Sleuth by Anthony Shaffer. Directed by Jesse Berger.
Reviewed by J. Peter Bergman
Charles Shaughnessy and Jeremy Bobb; photo: Kevin Sprague
"Pay you back in kind."
The noun, and or verb, "revenge" sings a loud song on the stage at Barrington Stage Company’s theater just now as Anthony Shaffer’s Tony winning play "Sleuth" rears its beautiful head. For 1222 performances back in the early 1970s, this play riveted people to their seats as its changes and hard-right angles confused and duped audiences as the two main characters played their roles. Milo Tindle and Andrew Wyke, as played originally by Keith Baxter and Anthony Quayle, held onto the Broadway audience, sophisticated and aloof as it can be, with four hands gripping the throats of anyone unable to guess the unlikely outcome of this entertainment.
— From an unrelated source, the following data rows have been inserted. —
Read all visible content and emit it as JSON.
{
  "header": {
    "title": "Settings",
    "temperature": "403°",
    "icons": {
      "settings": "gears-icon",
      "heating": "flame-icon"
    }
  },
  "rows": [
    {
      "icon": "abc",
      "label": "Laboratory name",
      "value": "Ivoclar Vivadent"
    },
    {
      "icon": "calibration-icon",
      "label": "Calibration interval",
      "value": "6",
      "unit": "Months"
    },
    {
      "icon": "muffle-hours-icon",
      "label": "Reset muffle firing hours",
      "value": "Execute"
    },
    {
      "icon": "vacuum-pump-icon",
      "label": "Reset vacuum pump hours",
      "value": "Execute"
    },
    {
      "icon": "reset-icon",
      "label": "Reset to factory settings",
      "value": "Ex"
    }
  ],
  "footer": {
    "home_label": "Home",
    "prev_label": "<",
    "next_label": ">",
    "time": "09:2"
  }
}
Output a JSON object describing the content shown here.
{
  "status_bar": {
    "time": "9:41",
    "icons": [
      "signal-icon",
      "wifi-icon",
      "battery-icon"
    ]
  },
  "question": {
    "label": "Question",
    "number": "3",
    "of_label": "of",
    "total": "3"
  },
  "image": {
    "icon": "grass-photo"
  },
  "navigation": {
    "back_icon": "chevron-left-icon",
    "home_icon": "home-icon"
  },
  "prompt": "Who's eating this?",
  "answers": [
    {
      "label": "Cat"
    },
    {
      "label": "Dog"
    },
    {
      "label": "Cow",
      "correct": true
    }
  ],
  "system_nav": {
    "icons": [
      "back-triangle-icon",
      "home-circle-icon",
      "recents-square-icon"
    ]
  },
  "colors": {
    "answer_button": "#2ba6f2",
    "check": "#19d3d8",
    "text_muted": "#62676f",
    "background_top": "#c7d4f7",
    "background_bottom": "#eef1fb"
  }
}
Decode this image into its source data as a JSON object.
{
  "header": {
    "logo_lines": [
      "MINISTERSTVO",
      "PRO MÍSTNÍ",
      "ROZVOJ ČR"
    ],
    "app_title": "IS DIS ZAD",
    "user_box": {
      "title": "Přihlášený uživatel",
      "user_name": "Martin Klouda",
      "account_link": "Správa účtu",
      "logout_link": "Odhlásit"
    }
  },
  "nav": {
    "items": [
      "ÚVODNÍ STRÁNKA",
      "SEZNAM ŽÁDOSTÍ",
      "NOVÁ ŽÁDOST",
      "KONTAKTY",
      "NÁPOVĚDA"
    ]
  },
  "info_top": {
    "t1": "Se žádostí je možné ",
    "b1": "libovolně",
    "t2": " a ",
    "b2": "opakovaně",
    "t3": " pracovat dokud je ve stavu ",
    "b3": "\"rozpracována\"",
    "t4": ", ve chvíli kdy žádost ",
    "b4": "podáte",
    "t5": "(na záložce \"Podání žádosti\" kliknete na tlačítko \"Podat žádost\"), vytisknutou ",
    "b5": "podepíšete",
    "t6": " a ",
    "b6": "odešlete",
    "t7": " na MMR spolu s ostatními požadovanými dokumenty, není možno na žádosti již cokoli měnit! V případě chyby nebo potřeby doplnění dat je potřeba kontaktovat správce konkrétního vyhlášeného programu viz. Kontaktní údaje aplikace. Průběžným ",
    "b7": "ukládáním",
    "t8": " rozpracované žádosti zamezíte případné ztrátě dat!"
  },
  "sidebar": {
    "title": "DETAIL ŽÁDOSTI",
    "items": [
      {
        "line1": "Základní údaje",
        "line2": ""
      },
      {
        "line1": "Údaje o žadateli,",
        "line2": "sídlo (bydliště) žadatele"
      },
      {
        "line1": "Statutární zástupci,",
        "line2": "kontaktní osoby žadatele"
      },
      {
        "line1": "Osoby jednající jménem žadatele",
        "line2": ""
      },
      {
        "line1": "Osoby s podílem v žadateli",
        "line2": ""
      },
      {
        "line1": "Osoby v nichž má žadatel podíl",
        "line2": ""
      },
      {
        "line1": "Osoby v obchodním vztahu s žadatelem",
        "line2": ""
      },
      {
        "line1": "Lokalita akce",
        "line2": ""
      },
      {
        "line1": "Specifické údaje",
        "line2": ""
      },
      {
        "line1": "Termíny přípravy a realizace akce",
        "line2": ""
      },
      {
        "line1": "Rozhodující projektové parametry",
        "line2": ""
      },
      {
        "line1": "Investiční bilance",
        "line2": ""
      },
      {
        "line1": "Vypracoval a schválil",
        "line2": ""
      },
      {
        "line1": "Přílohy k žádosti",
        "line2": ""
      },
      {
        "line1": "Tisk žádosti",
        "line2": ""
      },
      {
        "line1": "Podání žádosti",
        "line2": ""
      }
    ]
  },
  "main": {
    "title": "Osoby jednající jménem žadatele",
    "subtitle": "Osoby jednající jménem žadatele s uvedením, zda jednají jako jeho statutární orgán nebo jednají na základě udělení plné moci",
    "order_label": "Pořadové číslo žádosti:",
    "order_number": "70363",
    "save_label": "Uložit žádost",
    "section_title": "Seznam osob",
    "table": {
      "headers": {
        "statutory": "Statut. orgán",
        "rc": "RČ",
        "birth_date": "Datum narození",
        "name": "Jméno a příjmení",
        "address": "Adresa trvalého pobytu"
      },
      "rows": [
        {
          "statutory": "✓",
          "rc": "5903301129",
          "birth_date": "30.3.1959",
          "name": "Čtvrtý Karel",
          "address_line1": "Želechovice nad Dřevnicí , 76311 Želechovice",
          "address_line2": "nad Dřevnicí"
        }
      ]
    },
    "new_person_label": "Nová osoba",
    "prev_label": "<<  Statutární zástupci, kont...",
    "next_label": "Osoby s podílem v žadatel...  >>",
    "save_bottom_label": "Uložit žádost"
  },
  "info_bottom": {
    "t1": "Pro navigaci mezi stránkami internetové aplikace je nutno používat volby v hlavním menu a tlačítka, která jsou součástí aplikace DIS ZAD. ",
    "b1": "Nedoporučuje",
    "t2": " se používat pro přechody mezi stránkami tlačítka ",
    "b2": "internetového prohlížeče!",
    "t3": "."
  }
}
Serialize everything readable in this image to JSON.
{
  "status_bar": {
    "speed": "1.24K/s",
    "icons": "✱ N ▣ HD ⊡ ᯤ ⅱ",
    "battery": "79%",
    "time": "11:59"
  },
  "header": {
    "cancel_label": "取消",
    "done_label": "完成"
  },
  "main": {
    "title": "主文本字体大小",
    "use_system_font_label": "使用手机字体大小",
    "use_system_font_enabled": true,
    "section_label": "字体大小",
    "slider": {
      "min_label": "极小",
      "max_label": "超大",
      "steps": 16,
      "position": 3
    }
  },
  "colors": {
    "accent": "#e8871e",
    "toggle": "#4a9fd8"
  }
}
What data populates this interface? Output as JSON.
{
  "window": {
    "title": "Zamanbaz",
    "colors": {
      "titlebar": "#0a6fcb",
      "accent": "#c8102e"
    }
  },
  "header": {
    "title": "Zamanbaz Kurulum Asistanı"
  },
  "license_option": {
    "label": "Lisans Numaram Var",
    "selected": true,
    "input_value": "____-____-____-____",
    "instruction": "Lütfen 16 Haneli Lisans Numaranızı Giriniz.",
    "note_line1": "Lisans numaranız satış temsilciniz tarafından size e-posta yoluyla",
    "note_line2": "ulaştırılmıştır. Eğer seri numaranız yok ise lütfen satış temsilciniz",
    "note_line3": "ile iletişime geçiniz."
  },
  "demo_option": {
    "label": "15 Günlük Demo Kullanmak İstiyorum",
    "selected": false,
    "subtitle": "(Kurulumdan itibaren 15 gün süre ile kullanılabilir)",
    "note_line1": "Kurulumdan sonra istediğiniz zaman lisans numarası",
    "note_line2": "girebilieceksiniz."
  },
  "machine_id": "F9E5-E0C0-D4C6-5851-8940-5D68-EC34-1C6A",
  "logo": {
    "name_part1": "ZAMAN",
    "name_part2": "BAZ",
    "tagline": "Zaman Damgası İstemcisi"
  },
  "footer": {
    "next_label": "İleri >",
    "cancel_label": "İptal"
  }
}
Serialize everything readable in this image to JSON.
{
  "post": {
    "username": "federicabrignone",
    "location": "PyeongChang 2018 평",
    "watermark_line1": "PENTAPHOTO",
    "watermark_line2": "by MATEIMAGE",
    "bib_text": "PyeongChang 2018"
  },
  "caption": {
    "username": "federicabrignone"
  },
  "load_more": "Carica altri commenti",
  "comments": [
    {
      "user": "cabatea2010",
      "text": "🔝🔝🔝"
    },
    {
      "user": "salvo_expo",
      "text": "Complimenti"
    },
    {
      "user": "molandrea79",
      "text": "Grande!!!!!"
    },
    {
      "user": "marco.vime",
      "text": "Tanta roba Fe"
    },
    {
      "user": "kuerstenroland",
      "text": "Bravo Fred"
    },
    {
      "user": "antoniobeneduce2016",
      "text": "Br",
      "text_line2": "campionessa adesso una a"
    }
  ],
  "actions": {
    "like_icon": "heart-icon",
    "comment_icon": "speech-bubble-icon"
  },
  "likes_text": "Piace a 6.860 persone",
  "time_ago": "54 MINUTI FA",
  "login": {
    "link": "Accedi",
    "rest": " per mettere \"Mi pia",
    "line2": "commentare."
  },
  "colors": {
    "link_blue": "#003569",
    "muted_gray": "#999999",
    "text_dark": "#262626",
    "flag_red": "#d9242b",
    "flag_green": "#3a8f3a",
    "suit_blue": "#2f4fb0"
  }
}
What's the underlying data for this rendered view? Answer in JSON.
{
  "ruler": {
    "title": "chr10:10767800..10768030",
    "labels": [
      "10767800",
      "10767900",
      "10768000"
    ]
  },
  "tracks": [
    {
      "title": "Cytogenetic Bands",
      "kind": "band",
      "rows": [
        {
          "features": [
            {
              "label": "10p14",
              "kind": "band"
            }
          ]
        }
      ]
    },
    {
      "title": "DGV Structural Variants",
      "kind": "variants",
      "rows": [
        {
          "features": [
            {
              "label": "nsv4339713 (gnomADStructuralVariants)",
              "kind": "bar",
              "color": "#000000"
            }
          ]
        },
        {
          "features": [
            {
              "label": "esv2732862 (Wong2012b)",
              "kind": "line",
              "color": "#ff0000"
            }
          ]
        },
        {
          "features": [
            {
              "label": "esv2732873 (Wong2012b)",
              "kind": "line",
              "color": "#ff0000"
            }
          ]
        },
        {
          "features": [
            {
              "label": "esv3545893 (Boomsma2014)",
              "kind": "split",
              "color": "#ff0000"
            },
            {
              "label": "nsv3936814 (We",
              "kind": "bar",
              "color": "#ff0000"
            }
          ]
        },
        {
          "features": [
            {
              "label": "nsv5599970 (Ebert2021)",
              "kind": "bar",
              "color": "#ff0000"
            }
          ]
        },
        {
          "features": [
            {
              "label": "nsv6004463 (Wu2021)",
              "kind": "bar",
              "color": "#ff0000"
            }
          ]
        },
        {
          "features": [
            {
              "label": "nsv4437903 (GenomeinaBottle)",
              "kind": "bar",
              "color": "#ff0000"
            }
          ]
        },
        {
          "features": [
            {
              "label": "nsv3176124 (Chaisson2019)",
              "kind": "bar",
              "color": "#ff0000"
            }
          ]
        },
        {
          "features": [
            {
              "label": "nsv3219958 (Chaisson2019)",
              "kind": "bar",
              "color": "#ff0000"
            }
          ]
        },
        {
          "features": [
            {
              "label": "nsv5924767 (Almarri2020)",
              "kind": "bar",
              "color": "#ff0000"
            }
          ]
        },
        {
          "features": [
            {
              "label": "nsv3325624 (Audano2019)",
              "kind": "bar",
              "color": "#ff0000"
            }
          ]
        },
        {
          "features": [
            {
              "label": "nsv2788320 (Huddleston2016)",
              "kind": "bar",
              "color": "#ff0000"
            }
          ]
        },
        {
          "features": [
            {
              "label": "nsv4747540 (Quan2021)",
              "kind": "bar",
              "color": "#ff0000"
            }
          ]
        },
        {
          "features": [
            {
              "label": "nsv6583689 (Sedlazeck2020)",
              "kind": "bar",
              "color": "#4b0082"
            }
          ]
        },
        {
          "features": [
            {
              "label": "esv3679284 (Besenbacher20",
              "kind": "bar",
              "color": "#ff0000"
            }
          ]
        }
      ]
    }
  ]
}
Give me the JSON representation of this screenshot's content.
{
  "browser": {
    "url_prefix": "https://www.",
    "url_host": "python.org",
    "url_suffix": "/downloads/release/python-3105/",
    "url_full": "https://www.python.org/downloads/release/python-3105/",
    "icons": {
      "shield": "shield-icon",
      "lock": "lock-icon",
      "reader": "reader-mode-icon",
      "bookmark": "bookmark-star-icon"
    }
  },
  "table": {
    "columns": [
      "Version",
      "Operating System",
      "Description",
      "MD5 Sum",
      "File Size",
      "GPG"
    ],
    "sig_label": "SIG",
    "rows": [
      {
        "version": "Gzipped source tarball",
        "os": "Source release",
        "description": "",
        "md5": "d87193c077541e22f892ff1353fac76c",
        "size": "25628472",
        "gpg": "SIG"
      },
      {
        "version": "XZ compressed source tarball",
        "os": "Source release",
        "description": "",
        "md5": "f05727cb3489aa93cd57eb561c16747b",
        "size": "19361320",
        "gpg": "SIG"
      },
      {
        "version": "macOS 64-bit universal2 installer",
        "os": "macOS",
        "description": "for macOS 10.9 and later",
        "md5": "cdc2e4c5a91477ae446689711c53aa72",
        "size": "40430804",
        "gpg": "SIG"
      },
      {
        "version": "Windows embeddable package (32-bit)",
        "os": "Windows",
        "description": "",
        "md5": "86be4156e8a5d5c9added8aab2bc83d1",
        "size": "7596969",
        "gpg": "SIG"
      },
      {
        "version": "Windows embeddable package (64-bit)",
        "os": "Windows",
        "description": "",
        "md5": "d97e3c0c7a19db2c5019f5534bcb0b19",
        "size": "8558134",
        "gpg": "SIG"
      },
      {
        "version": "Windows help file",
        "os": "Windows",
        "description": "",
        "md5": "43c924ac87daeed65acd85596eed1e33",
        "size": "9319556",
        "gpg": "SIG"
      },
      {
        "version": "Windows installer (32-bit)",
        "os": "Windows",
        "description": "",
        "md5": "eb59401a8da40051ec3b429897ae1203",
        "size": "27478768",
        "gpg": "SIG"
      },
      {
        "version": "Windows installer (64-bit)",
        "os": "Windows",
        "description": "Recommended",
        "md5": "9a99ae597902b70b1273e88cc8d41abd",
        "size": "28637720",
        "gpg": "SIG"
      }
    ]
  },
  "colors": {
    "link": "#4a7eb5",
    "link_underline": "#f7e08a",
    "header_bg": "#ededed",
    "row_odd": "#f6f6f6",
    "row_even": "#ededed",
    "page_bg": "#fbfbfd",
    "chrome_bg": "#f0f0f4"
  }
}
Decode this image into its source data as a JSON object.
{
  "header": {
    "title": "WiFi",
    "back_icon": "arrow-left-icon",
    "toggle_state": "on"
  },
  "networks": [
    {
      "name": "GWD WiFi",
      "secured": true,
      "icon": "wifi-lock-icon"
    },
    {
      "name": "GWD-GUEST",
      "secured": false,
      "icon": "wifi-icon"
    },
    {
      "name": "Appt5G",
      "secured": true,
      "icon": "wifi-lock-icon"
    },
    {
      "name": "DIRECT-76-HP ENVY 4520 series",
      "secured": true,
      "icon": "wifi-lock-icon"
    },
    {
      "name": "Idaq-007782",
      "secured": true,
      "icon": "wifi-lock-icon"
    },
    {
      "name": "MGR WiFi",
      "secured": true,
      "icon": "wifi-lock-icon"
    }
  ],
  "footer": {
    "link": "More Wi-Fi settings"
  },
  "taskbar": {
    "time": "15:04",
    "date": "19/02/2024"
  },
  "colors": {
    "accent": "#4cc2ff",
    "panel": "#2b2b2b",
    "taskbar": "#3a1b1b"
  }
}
"Sleuth " is a thriller, a mystery play with a difference. Instead of there being a detective as indicated by the title, there are two men competing for the same thing - supremacy in life and love. Older Andrew Wyke is losing his wife Margaret to young Milo Tindle. Wyke, who doesn’t love her, is furious and intent on revenge. He executes his concept and then it is the turn of others to torment Wyke, taking revenge to other levels. That is the basic plot of the play.
Barrington Stage’s production, under the excellent hand and eye of director Jesse Berger, is a truly terrific one. It would seem that every item on David Barber’s moody set which appears to be falling apart - much as its occupant's life is falling apart - is placed just right, just as it should be. Aided by Jeff Davis’ dark and mysterious lighting and Clint Ramos’ high pressured costumes - the mask for the clown alone is a triumph - the production has the right feeling and even the right smell - though there wasn’t actually one. In spite of the oddly cantilevered walls connected by shoe-strings, the set does what it needs to in order to convey the necessary sense of order tempered by conversely proportioned lines.
There are seven characters if you include Margaret Wyke who never appears or is heard in this production - the film employed an actress cleverly self-named as Eve Channing (think Margo and Eve in "All About Eve") for a phone call or two. Still, Margaret does dominate the play in ways that her romantic rival Tea (who also never appears) does not. Three of the men are police officers whose dialogue desperately amuses. Margaret, or Margo, is the fourth and, naturally, there are the two protagonists mentioned above.
As Milo we have Jeremy Bobb, a young man whose closely cropped hair would seem to not be right for the romantic lead, and yet there is something to the severity of that cut in terms of who the character turns out to be. Bobb seems not to have the stature to inhabit the room in which this play is set. Then his performance turns on the reality of the situation and Bobb who never overplays or underplays, brings Milo into sharp focus. He fits into the part without exaggeration and when the word "smarmy" is tossed his way, we feel that there is something almost right about it, almost but not quite.
Andrew Wyke is delivered to us by Charles Shaughnessy, an actor who surprises as often as his character does. Whether serving meager drinks or spouting mighty paragraphs from his character’s novels, Shaughnessy makes Wyke into a man who is smaller than the sum of his parts. It is as though he has contracted before our very eyes, taken the peripheral characteristics of the man and compressed them into the hard shell that Wyke presents to others. It is a fascinating technique taking a larger-than-life intellect and reducing it to something that challenges through minimal efforts. Every gesture has an effect; every word takes its toll. Shaughnessy’s Wyke is twice the man for being wound tight, a spring ready to eject all normal reality. In the second act that control goes haywire for a while and the effect is mesmerizing.
Inspector Doppler is played to full effect by Sean McNulty. You will understand acting when you watch this man at work. The other two policemen have such brief roles that it doesn’t really matter what I say at this point about their work.
Director Jesse Berger has altered some of the Britishisms into more readily understandable American terminology. I don’t think it necessary to make such changes. The references fly by and somehow Wyke feels less himself to me. He should be a bit more aloof and such word play aids in that effort. That said, Berger has done a remarkable job of letting his actors take the space. There were two or three moments in the first act and one in the second act where I felt the director’s presence rather than the actor’s. In a show as well done as this one, we forgive such moments.
Thrillers usually have characters who present as common clay under the influence of bad weather. In "Sleuth" we have people caught in situations of their own making that must have inevitable ends that we hope won’t arrive. Wonderful players have preceded Bobb and Shaughnessy: Laurence Olivier, Michael Caine, Jude Law, to name only three. The two on stage in Pittsfield are the equal of those who preceded them and they are live and in person too. We may cringe at a film, but when the acts of revenge present themselves within arms reach they truly move us to respond.
Not a laugh riot, "Sleuth," but amusing in very basic ways. Do not try those ways at home.
Sleuth plays at Barrington Stage Company’s principal theater, located at 30 Union Street, Pittsfield, MA through August 1. For information and tickets call the box office at 413-236-8888 or check out their website at www.barringtonstageco.org.